One of the greatest thoroughbreds of all time, Eclipse was so named because he was foaled on April 1, 1764, the day a total eclipse of the sun passed over England. Like Herod, Eclipse was bred by Prince William, the Duke of Cumberland, at Cranbourne Lodge Stud. He was by Marske – Spilletta by Regulus and therefore a great grandson, male line descent, of the Darley Arabian. His dam’s sire was a son of the Godolphin Arabian. Eclipse was a yearling when his breeder passed away and was therefore sold in a dispersal of his stock to William Wildman for seventy-five guineas.
He was reported to be very difficult to handle in training due to his temperament and considerable strength. Wildman agreed to sell the horse in two parts to Colonel Dennis O’Kelly because of this but, O’Kelly had an ace up his sleeve. A stable lad he had in his employ named Sullivan was reputed to be able to handle any horse he came across. Eclipse was no exception and Sullivan had him in good spirit to start his training. The first part of the sale took place in May 1769, after he won his second race, for a 50% share at a price of six hundred and fifty guineas. O’Kelly then purchased the remaining 50% in April 1770 for one thousand and one-hundred guineas.
Eclipse was undefeated in eighteen races. He ran with his head unusually low to the ground, but this was never a hampering issue as he not only won his races but literally dominated his opponents. The saying “Eclipse first, the rest nowhere” was allegedly first said by his proud owner. Whoever the originator of the phrase was, it was a definite and justifiable description of the horse’s race performances.
Eclipse was retired to stud duty at Clay Hill Stud near Epsom in 1771 due to the fact that no one wanted to enter into races against him. At stud he sired three Derby winners and three winners of the then 1200 Guineas Stakes (later to become the 2000 Guineas) and became a much sought after and successful stallion. Oddly, he never led the English sire list but his progeny bred on from strength to strength, to where he became the male line ancestor of most of today’s thoroughbreds.

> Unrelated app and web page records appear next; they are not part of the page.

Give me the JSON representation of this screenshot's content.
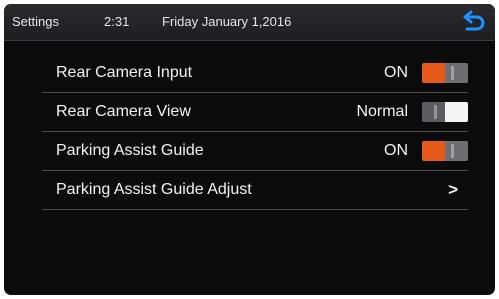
{
  "header": {
    "title": "Settings",
    "time": "2:31",
    "date": "Friday January 1,2016",
    "back_icon": "back-arrow-icon",
    "accent_color": "#1e90ff"
  },
  "rows": [
    {
      "label": "Rear Camera Input",
      "value": "ON",
      "control": "toggle",
      "state": "on"
    },
    {
      "label": "Rear Camera View",
      "value": "Normal",
      "control": "toggle",
      "state": "off"
    },
    {
      "label": "Parking Assist Guide",
      "value": "ON",
      "control": "toggle",
      "state": "on"
    },
    {
      "label": "Parking Assist Guide Adjust",
      "value": ">",
      "control": "chevron"
    }
  ],
  "colors": {
    "toggle_on": "#e85a1a",
    "toggle_off": "#f5f5f5",
    "background": "#0b0b0c"
  }
}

One of his Guineas winners, the interestingly named Pot8os, became one of his two most important branches of his male line. Pot8os acquired his name through an interesting tale. Apparently his owner, Willoughby Bertie the fourth Earl of Abingdon, wanted to name him Potatoes and when he informed the horse’s groom to inscribe this name on the stall door, the groom wrote Potoooooooo. Bertie was so amused by the name he kept it in the stud registry. The name was then shortened to Pot8os in future for easier identification. From Pot8os came Waxy who would sire Whalebone. Whalebone’s sons Sir Hercules, Camel and Defence started three branches of influence, with the most notable line through Sir Hercules’ son Irish Birdcatcher.

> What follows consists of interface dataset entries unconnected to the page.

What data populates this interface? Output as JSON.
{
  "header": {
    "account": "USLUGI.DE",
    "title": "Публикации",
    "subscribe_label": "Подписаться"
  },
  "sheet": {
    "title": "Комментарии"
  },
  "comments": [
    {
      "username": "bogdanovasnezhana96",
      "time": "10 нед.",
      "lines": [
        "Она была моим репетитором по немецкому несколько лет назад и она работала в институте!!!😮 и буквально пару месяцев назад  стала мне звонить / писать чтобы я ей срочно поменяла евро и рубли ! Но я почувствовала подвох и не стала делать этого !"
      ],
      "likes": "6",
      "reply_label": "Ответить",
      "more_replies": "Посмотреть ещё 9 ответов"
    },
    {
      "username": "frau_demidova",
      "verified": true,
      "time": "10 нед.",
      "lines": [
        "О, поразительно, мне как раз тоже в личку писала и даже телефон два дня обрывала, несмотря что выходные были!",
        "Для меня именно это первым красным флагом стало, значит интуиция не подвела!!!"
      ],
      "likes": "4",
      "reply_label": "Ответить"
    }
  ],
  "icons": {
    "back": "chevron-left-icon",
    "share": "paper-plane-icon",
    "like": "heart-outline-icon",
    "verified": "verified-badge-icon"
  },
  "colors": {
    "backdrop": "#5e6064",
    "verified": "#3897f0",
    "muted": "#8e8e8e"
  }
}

The other important line from Eclipse was through King Fergus. He would sire Hambletonian, then to Whitelock – Blacklock – Voltaire – Voltigeur – Vedette – Galopin. Galopin would sire St. Simon and Galliard, becoming two very important branches of the Eclipse sire line.
The daughters of Eclipse were also influential in breeding as the fine horses Archduke, Tatar, Haphazard, John Bull, etc were produced from his daughters.

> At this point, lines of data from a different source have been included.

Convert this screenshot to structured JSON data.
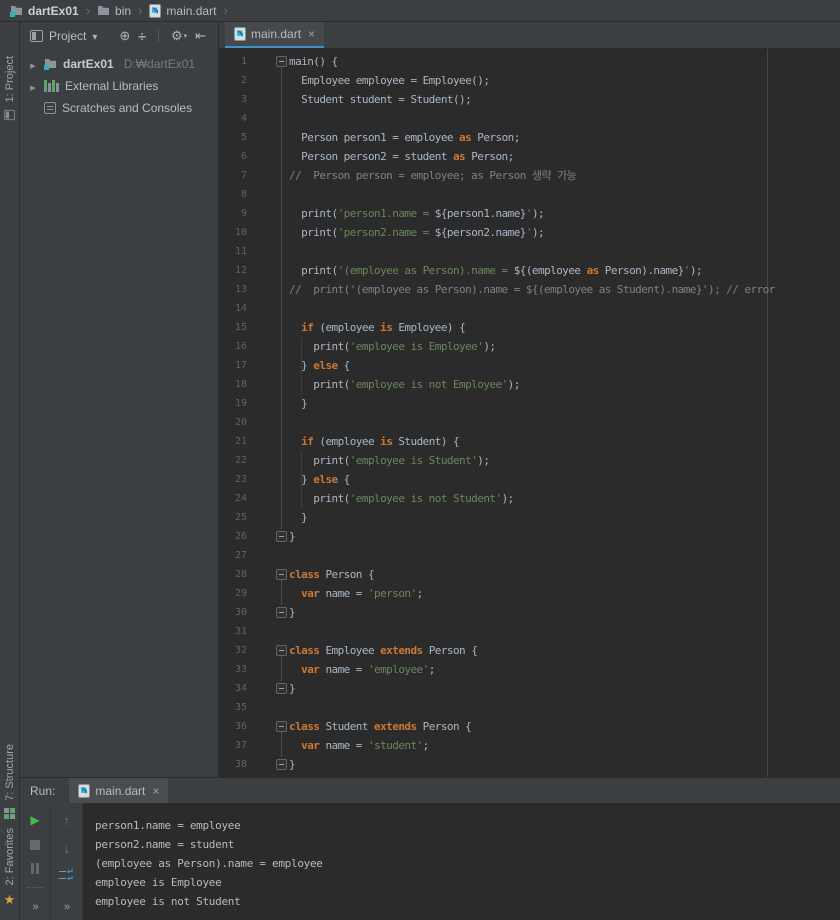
{
  "colors": {
    "panel_bg": "#3C3F41",
    "editor_bg": "#2B2B2B",
    "tab_underline": "#3C93C5",
    "keyword": "#CC7832",
    "string": "#6A8759",
    "comment": "#808080",
    "code_text": "#A9B7C6",
    "run_green": "#49B648",
    "favorites_star": "#D9A343"
  },
  "breadcrumbs": {
    "items": [
      {
        "icon": "project-folder-icon",
        "label": "dartEx01",
        "bold": true
      },
      {
        "icon": "folder-icon",
        "label": "bin",
        "bold": false
      },
      {
        "icon": "dart-file-icon",
        "label": "main.dart",
        "bold": false
      }
    ]
  },
  "left_stripe": {
    "top_label": "1: Project",
    "bottom_labels": [
      "7: Structure",
      "2: Favorites"
    ]
  },
  "project_panel": {
    "title": "Project",
    "header_icons": [
      "locate-icon",
      "collapse-all-icon",
      "divider",
      "settings-icon",
      "hide-sidebar-icon"
    ],
    "tree": [
      {
        "arrow": true,
        "icon": "project-folder-icon",
        "label": "dartEx01",
        "hint": "D:₩dartEx01",
        "bold": true
      },
      {
        "arrow": true,
        "icon": "libraries-icon",
        "label": "External Libraries",
        "hint": "",
        "bold": false
      },
      {
        "arrow": false,
        "icon": "scratches-icon",
        "label": "Scratches and Consoles",
        "hint": "",
        "bold": false
      }
    ]
  },
  "editor": {
    "tab": {
      "icon": "dart-file-icon",
      "label": "main.dart",
      "close": "×"
    },
    "lines": [
      {
        "n": 1,
        "fold": "open",
        "t": [
          [
            "d",
            "main() {"
          ]
        ]
      },
      {
        "n": 2,
        "t": [
          [
            "d",
            "  Employee employee = Employee();"
          ]
        ]
      },
      {
        "n": 3,
        "t": [
          [
            "d",
            "  Student student = Student();"
          ]
        ]
      },
      {
        "n": 4,
        "t": []
      },
      {
        "n": 5,
        "t": [
          [
            "d",
            "  Person person1 = employee "
          ],
          [
            "k",
            "as"
          ],
          [
            "d",
            " Person;"
          ]
        ]
      },
      {
        "n": 6,
        "t": [
          [
            "d",
            "  Person person2 = student "
          ],
          [
            "k",
            "as"
          ],
          [
            "d",
            " Person;"
          ]
        ]
      },
      {
        "n": 7,
        "t": [
          [
            "c",
            "//  Person person = employee; as Person 생략 가능"
          ]
        ]
      },
      {
        "n": 8,
        "t": []
      },
      {
        "n": 9,
        "t": [
          [
            "d",
            "  print("
          ],
          [
            "s",
            "'person1.name = "
          ],
          [
            "d",
            "${person1.name}"
          ],
          [
            "s",
            "'"
          ],
          [
            "d",
            ");"
          ]
        ]
      },
      {
        "n": 10,
        "t": [
          [
            "d",
            "  print("
          ],
          [
            "s",
            "'person2.name = "
          ],
          [
            "d",
            "${person2.name}"
          ],
          [
            "s",
            "'"
          ],
          [
            "d",
            ");"
          ]
        ]
      },
      {
        "n": 11,
        "t": []
      },
      {
        "n": 12,
        "t": [
          [
            "d",
            "  print("
          ],
          [
            "s",
            "'(employee as Person).name = "
          ],
          [
            "d",
            "${(employee "
          ],
          [
            "k",
            "as"
          ],
          [
            "d",
            " Person).name}"
          ],
          [
            "s",
            "'"
          ],
          [
            "d",
            ");"
          ]
        ]
      },
      {
        "n": 13,
        "t": [
          [
            "c",
            "//  print('(employee as Person).name = ${(employee as Student).name}'); // error"
          ]
        ]
      },
      {
        "n": 14,
        "t": []
      },
      {
        "n": 15,
        "t": [
          [
            "d",
            "  "
          ],
          [
            "k",
            "if"
          ],
          [
            "d",
            " (employee "
          ],
          [
            "k",
            "is"
          ],
          [
            "d",
            " Employee) {"
          ]
        ]
      },
      {
        "n": 16,
        "t": [
          [
            "d",
            "    print("
          ],
          [
            "s",
            "'employee is Employee'"
          ],
          [
            "d",
            ");"
          ]
        ]
      },
      {
        "n": 17,
        "t": [
          [
            "d",
            "  } "
          ],
          [
            "k",
            "else"
          ],
          [
            "d",
            " {"
          ]
        ]
      },
      {
        "n": 18,
        "t": [
          [
            "d",
            "    print("
          ],
          [
            "s",
            "'employee is not Employee'"
          ],
          [
            "d",
            ");"
          ]
        ]
      },
      {
        "n": 19,
        "t": [
          [
            "d",
            "  }"
          ]
        ]
      },
      {
        "n": 20,
        "t": []
      },
      {
        "n": 21,
        "t": [
          [
            "d",
            "  "
          ],
          [
            "k",
            "if"
          ],
          [
            "d",
            " (employee "
          ],
          [
            "k",
            "is"
          ],
          [
            "d",
            " Student) {"
          ]
        ]
      },
      {
        "n": 22,
        "t": [
          [
            "d",
            "    print("
          ],
          [
            "s",
            "'employee is Student'"
          ],
          [
            "d",
            ");"
          ]
        ]
      },
      {
        "n": 23,
        "t": [
          [
            "d",
            "  } "
          ],
          [
            "k",
            "else"
          ],
          [
            "d",
            " {"
          ]
        ]
      },
      {
        "n": 24,
        "t": [
          [
            "d",
            "    print("
          ],
          [
            "s",
            "'employee is not Student'"
          ],
          [
            "d",
            ");"
          ]
        ]
      },
      {
        "n": 25,
        "t": [
          [
            "d",
            "  }"
          ]
        ]
      },
      {
        "n": 26,
        "fold": "close",
        "t": [
          [
            "d",
            "}"
          ]
        ]
      },
      {
        "n": 27,
        "t": []
      },
      {
        "n": 28,
        "fold": "open",
        "t": [
          [
            "k",
            "class"
          ],
          [
            "d",
            " Person {"
          ]
        ]
      },
      {
        "n": 29,
        "t": [
          [
            "d",
            "  "
          ],
          [
            "k",
            "var"
          ],
          [
            "d",
            " name = "
          ],
          [
            "s",
            "'person'"
          ],
          [
            "d",
            ";"
          ]
        ]
      },
      {
        "n": 30,
        "fold": "close",
        "t": [
          [
            "d",
            "}"
          ]
        ]
      },
      {
        "n": 31,
        "t": []
      },
      {
        "n": 32,
        "fold": "open",
        "t": [
          [
            "k",
            "class"
          ],
          [
            "d",
            " Employee "
          ],
          [
            "k",
            "extends"
          ],
          [
            "d",
            " Person {"
          ]
        ]
      },
      {
        "n": 33,
        "t": [
          [
            "d",
            "  "
          ],
          [
            "k",
            "var"
          ],
          [
            "d",
            " name = "
          ],
          [
            "s",
            "'employee'"
          ],
          [
            "d",
            ";"
          ]
        ]
      },
      {
        "n": 34,
        "fold": "close",
        "t": [
          [
            "d",
            "}"
          ]
        ]
      },
      {
        "n": 35,
        "t": []
      },
      {
        "n": 36,
        "fold": "open",
        "t": [
          [
            "k",
            "class"
          ],
          [
            "d",
            " Student "
          ],
          [
            "k",
            "extends"
          ],
          [
            "d",
            " Person {"
          ]
        ]
      },
      {
        "n": 37,
        "t": [
          [
            "d",
            "  "
          ],
          [
            "k",
            "var"
          ],
          [
            "d",
            " name = "
          ],
          [
            "s",
            "'student'"
          ],
          [
            "d",
            ";"
          ]
        ]
      },
      {
        "n": 38,
        "fold": "close",
        "t": [
          [
            "d",
            "}"
          ]
        ]
      }
    ],
    "guides": {
      "fold_pairs": [
        [
          1,
          26
        ],
        [
          28,
          30
        ],
        [
          32,
          34
        ],
        [
          36,
          38
        ]
      ],
      "indent_guides": [
        {
          "from": 16,
          "to": 18,
          "col": 2
        },
        {
          "from": 22,
          "to": 24,
          "col": 2
        }
      ]
    }
  },
  "run_panel": {
    "label": "Run:",
    "tab": {
      "icon": "dart-file-icon",
      "label": "main.dart",
      "close": "×"
    },
    "toolbar_col1": [
      "run-icon",
      "stop-icon",
      "pause-icon"
    ],
    "toolbar_col2": [
      "up-arrow-icon",
      "down-arrow-icon",
      "softwrap-icon"
    ],
    "console": [
      "person1.name = employee",
      "person2.name = student",
      "(employee as Person).name = employee",
      "employee is Employee",
      "employee is not Student"
    ]
  }
}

To this day, the exploits of Eclipse are honoured in the U.S. as the Eclipse Horse of the Year Award is bestowed on the champion thoroughbred each year in that country. Also the Eclipse Stakes, run at Sandown over ten furlongs, is a very important group one event in England.